Having spent the early part of my life in London and Sussex I came to the Bath area, via a brief spell in Hampshire, forty years ago. One thing I soon noted about my new home region was the large number of nonconformist chapels and meeting houses that speckle its towns and villages. Even in the 1970s some had already been converted into private homes or secular community facilities. But the names 'Ebenezer', 'Wesleyan', 'Unitarian' and several others remain carved into the fabric of the buildings.
Many of these places of meeting and worship also display dates from the late seventeenth century to the nineteenth. Reformation, Civil War, Enlightenment and industrialisation all contributed to a ferment of thoughts, ideas and arguments about religion and belief, religious practice and the relationship of the church and the individual.
Our speaker this month is Isabel Rivers, Professor of Eighteenth-Century English Literature and Culture at Queen Mary University of London. Professor Rivers is also Director of the Dissenting Academies Project.

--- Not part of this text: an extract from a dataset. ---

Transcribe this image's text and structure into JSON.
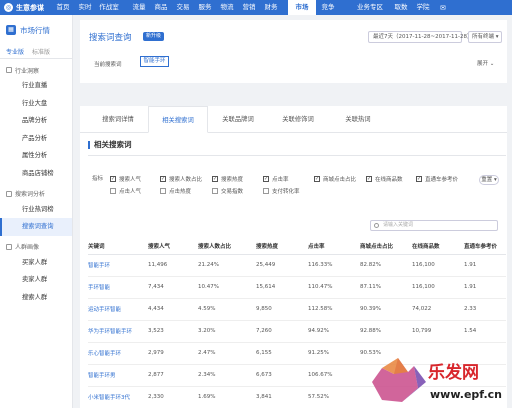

Her research interests focus on intellectual and religious history and the history of the book from 1660 to 1830. Her current project is a book whose title will be Vanity Fair and the Celestial City and its subtitle that of this month's lecture: Dissenting, Methodist and Evangelical Literary Culture in England, 1720-1800. It will make reference to religious publishing, societies for distributing books, advice about reading, seventeenth-century nonconformist and episcopalian inheritances, Roman Catholic influences, North American connections, interpreting the Bible, practical works, lives, letters, the uses of poetry, hymn collections and magazines. Among the key personalities featured in Professor Rivers's book will be John Bunyan, Henry Scougal, Philip Doddridge, William Law, George Whitefield and John Wesley.
Isabel Rivers's most substantial publication to date has been Reason, Grace and Sentiment: A Study of the Language of Religion and Ethics in England, 1660-1780, published in two volumes in 1991 and 2000. More recently she has published Joseph Priestley, Scientist, Philosopher, and Theologian (2008) and Dissenting Praise: Religious Dissent and the Hymn in England and Wales (2011).
Another date for your diary
My diary entry for 27 January (below) referred to HA Bath Branch members' visits in May and June and our Christmas event. I now have another date that you may want to note: the afternoon of Thursday 12 October, when a party of members will be able to visit St John's Hospital, founded in Bath by Bishop Reginald Fitzjocelyn in 1174 beside the hot springs of the Cross Bath to provide healing and shelter for the poor infirm. Rebuilt in the eighteenth century by a young John Wood the Elder, St John's has continued to provide for the poor of Bath for more than 800 years. More information and booking forms will be issued in the coming weeks.